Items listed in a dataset
■ ■ ■ ■

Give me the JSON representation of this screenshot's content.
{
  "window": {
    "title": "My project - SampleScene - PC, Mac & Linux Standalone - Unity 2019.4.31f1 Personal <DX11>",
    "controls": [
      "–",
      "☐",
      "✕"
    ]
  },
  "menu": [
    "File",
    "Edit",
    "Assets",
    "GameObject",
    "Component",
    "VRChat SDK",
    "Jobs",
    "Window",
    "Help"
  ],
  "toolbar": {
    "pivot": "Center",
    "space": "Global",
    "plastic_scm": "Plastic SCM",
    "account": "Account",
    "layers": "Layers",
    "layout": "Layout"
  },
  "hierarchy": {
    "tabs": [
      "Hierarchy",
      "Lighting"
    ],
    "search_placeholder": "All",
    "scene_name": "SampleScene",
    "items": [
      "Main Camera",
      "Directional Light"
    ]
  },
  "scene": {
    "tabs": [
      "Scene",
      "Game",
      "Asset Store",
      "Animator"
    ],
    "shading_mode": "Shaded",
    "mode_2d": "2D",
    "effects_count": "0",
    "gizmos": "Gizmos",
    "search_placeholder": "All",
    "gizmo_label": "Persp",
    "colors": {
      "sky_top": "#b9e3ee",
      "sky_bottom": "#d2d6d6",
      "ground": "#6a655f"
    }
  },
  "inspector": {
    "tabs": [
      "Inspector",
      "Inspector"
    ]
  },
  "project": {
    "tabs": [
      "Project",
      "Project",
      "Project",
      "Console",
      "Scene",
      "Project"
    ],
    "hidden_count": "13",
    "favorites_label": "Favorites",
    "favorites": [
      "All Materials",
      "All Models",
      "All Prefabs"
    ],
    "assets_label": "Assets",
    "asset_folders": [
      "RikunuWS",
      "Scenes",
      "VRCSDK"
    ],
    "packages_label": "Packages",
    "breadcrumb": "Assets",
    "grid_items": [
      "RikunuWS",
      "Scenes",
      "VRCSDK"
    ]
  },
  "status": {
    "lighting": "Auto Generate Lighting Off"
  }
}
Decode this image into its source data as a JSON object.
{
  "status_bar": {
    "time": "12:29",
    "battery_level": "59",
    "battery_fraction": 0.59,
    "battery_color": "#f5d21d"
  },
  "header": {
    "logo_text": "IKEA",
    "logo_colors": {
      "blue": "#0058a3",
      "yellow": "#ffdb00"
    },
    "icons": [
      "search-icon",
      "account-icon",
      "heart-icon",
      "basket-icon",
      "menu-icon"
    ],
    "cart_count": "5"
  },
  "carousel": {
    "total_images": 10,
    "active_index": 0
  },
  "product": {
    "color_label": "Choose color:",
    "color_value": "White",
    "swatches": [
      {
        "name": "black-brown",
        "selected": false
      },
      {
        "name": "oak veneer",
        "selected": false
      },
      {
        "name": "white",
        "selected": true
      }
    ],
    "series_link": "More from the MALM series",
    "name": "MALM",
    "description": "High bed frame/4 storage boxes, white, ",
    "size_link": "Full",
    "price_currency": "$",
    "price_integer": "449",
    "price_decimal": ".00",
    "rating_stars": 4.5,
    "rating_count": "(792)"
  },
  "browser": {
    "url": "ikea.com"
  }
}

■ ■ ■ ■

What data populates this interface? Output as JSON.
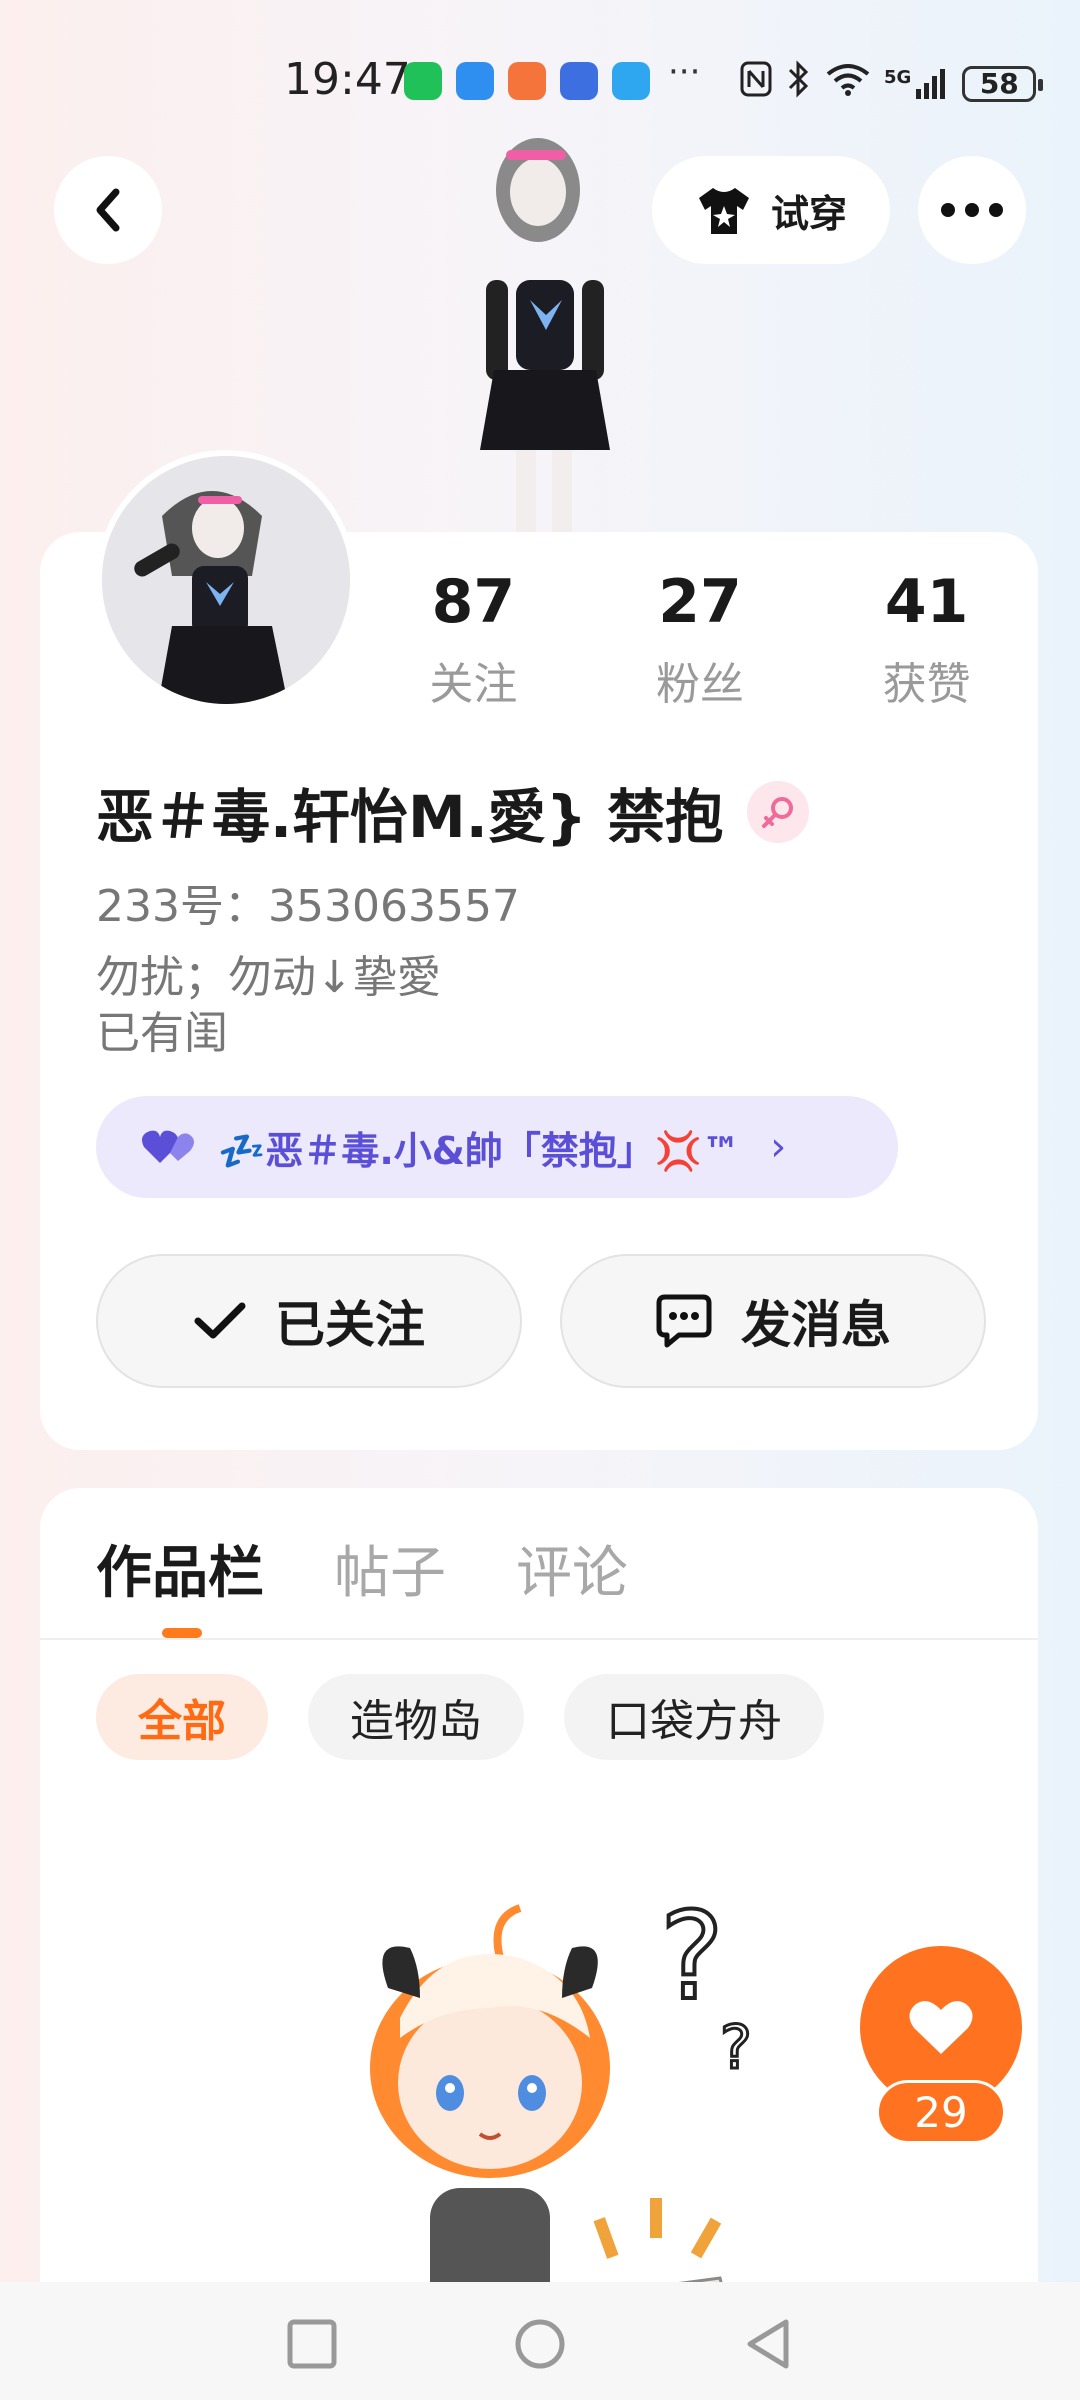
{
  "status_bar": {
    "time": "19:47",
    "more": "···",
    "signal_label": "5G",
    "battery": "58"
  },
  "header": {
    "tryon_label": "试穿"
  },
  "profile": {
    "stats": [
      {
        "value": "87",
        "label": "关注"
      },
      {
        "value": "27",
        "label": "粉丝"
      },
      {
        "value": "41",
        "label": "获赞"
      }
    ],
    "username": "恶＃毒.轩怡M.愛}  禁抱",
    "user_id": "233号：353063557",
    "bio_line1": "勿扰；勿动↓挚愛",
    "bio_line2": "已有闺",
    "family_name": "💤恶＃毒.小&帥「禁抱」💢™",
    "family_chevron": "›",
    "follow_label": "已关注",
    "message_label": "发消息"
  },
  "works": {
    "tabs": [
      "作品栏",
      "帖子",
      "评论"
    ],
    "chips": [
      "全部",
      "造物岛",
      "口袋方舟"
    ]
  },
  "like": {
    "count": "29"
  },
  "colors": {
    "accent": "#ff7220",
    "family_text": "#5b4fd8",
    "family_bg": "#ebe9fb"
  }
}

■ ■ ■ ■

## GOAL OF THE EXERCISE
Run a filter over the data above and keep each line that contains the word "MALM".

## RESULT
    "series_link": "More from the MALM series",
    "name": "MALM",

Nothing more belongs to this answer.